RVBUSINESS.com: Your strongest travel trailer brands?
Brady: We produce really exciting, fresh and creative travel trailers, and if you look at our travel trailer market share, you know, we’re up 185% this year. We have a North Trail, a light-weight line of aluminum-frame, laminate-wall travel trailers, and then North Country, an exceptional line of traditional wood-framed, aluminum-skinned travel trailers. We’re also launching a very competitively priced line of travel trailers that will really have their debut at Louisville (the 47th National RV Trade Show in Louisville, Ky.) – Trail Runner. And we are going to be relentless in terms of growing our travel trailers. There’s no question about that. That is a key theme for Heartland.
RVBUSINESS.com: In closing, Brian, the Heartland story is not one that we’ve read a heck of a lot about lately, and we appreciate the time you’ve taken to speak to us.

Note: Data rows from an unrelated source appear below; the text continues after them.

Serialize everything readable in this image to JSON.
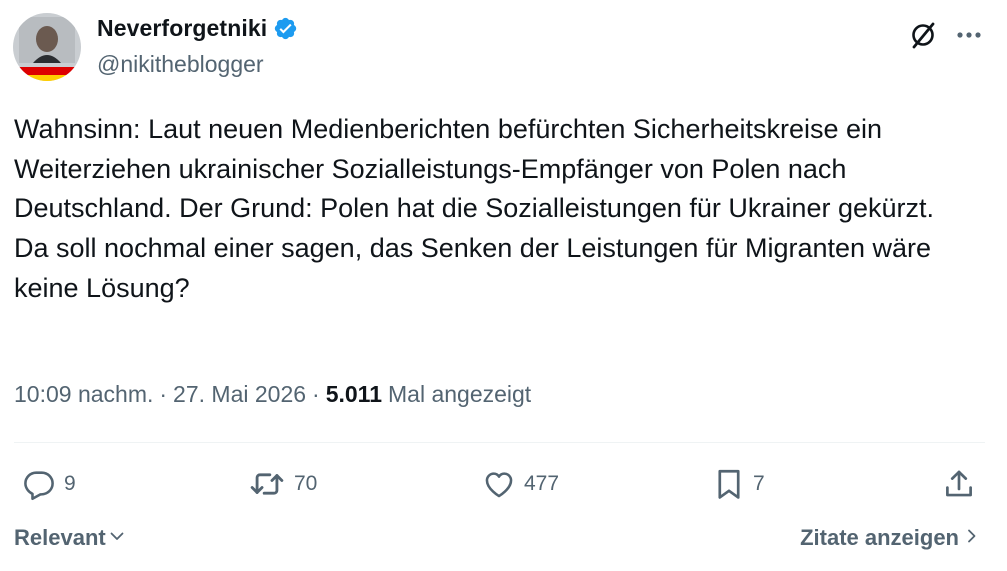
{
  "author": {
    "display_name": "Neverforgetniki",
    "handle": "@nikitheblogger",
    "verified": true
  },
  "icons": {
    "verified": "verified-badge-icon",
    "grok": "grok-icon",
    "more": "more-icon",
    "reply": "reply-icon",
    "repost": "repost-icon",
    "like": "like-icon",
    "bookmark": "bookmark-icon",
    "share": "share-icon"
  },
  "colors": {
    "verified": "#1d9bf0",
    "text": "#0f1419",
    "muted": "#536471"
  },
  "tweet": {
    "text": "Wahnsinn: Laut neuen Medienberichten befürchten Sicherheitskreise ein Weiterziehen ukrainischer Sozialleistungs-Empfänger von Polen nach Deutschland. Der Grund: Polen hat die Sozialleistungen für Ukrainer gekürzt.\nDa soll nochmal einer sagen, das Senken der Leistungen für Migranten wäre keine Lösung?",
    "time": "10:09 nachm.",
    "date": "27. Mai 2026",
    "views_count": "5.011",
    "views_label": "Mal angezeigt"
  },
  "actions": {
    "replies": "9",
    "reposts": "70",
    "likes": "477",
    "bookmarks": "7"
  },
  "footer": {
    "sort_label": "Relevant",
    "quotes_label": "Zitate anzeigen"
  }
}
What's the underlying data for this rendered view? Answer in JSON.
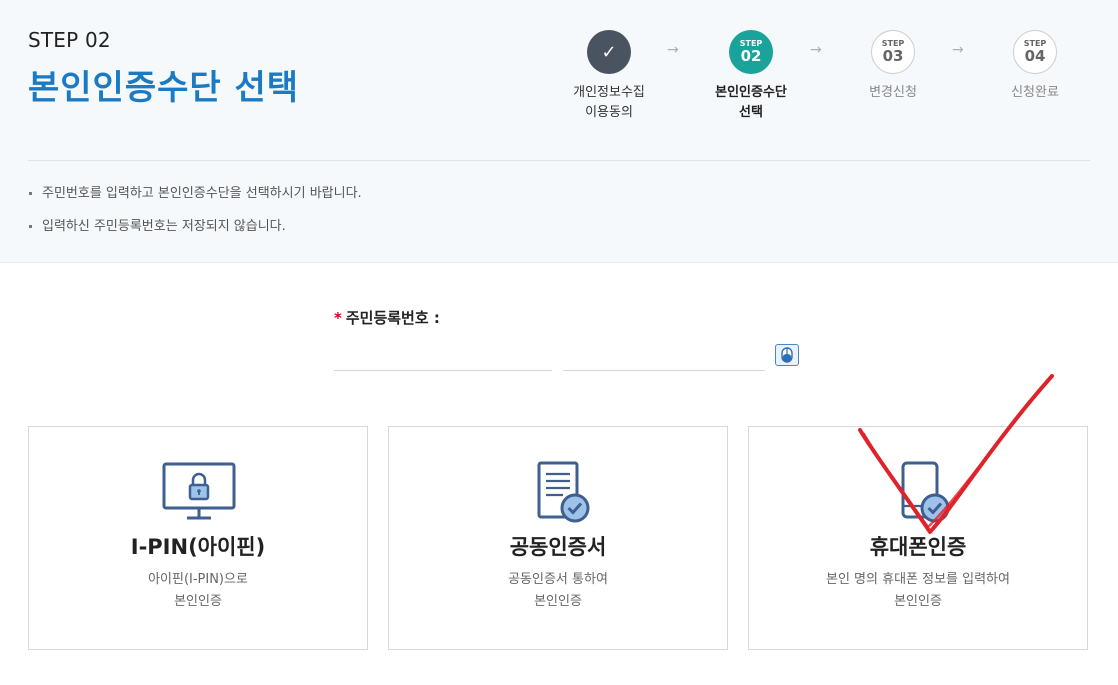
{
  "header": {
    "step_label": "STEP 02",
    "title": "본인인증수단 선택"
  },
  "stepper": {
    "steps": [
      {
        "badge_top": "",
        "badge_num": "✓",
        "name": "개인정보수집\n이용동의",
        "state": "done"
      },
      {
        "badge_top": "STEP",
        "badge_num": "02",
        "name": "본인인증수단\n선택",
        "state": "active"
      },
      {
        "badge_top": "STEP",
        "badge_num": "03",
        "name": "변경신청",
        "state": "pending"
      },
      {
        "badge_top": "STEP",
        "badge_num": "04",
        "name": "신청완료",
        "state": "pending"
      }
    ],
    "arrow": "→"
  },
  "notices": [
    "주민번호를 입력하고 본인인증수단을 선택하시기 바랍니다.",
    "입력하신 주민등록번호는 저장되지 않습니다."
  ],
  "rrn": {
    "required_mark": "*",
    "label": "주민등록번호 :",
    "first_value": "",
    "second_value": "",
    "keypad_icon": "mouse-keypad-icon"
  },
  "methods": [
    {
      "icon": "monitor-lock-icon",
      "title": "I-PIN(아이핀)",
      "desc": "아이핀(I-PIN)으로\n본인인증"
    },
    {
      "icon": "certificate-check-icon",
      "title": "공동인증서",
      "desc": "공동인증서 통하여\n본인인증"
    },
    {
      "icon": "phone-check-icon",
      "title": "휴대폰인증",
      "desc": "본인 명의 휴대폰 정보를 입력하여\n본인인증"
    }
  ],
  "colors": {
    "title_blue": "#1a7bc4",
    "active_step": "#1aa39a",
    "done_step": "#4a5360",
    "icon_blue": "#3f5f8f",
    "annotation_red": "#e0232a"
  }
}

Brady: It’s a great story, Sherm. I mean, you know, in 5 1/2 years we’ve gone from one unit a week to No. 4 in the industry, and we’re not done yet.
Heartland Recreationa How To Get Ur Girl Back l Vehicle LLC recently obtained a 150% increase in its floorplan allotment from GE Capital, the Elkhart, Ind.-based towable manufacturers told dealers in an e-mail last week.
”That is a very significant increase,” said Brian Brady, Heartland president and CEO, who declined to release financial details. ”With the exit of KeyBank and Textron it was important to have.”
Brady said Heartland’s increased lending limit will have a substantial impact when recovery occurs. ”This market is going to turn around,” Brady said. ”Credit is going to loosen up. When it does, that’s when this increase will have a profound impact on our business.”
In another positive note, Heartland also recently entered a floorplan agreement with Bank of the West, Brady reported.
The GE Capital increase followed a routine credit review and will allow more Heartland travel trailers and fifth-wheels to be sold wholesale to credit-worthy dealers, according to Brady.
Brady’s e-mail to Heartland dealers also disclosed that the privately owned company’s revenue increased 20% in 2008 compared to 2007 and that the Elkhart, Ind.-based towable manufacturer was within 2% of its revenue forecast for the first quarter of 2009.
”It’s very difficult out there, but our guys did a very good job managing the business,” Brady told RVBusiness. ”Our first quarter is going to be very, very solid.”
Brady said that floorplan lenders are being particularly attentive right now to an OEM’s ability to buy back units under terms of existing agreements with dealers and lenders. ”The big concern for the national floorplan providers is the capacity to honor repurchase obligations,” Brady said. ”The second issue is the credit-worthiness of the dealer. But we can’t really control that.”
Generally, manufacturers and dealers have cited tight credit at the wholesale and retail levels as a key reason why RV sales plummeted last year. The Recreation Vehicle Industry Association (RVIA) has made freeing up credit at both levels a top priority.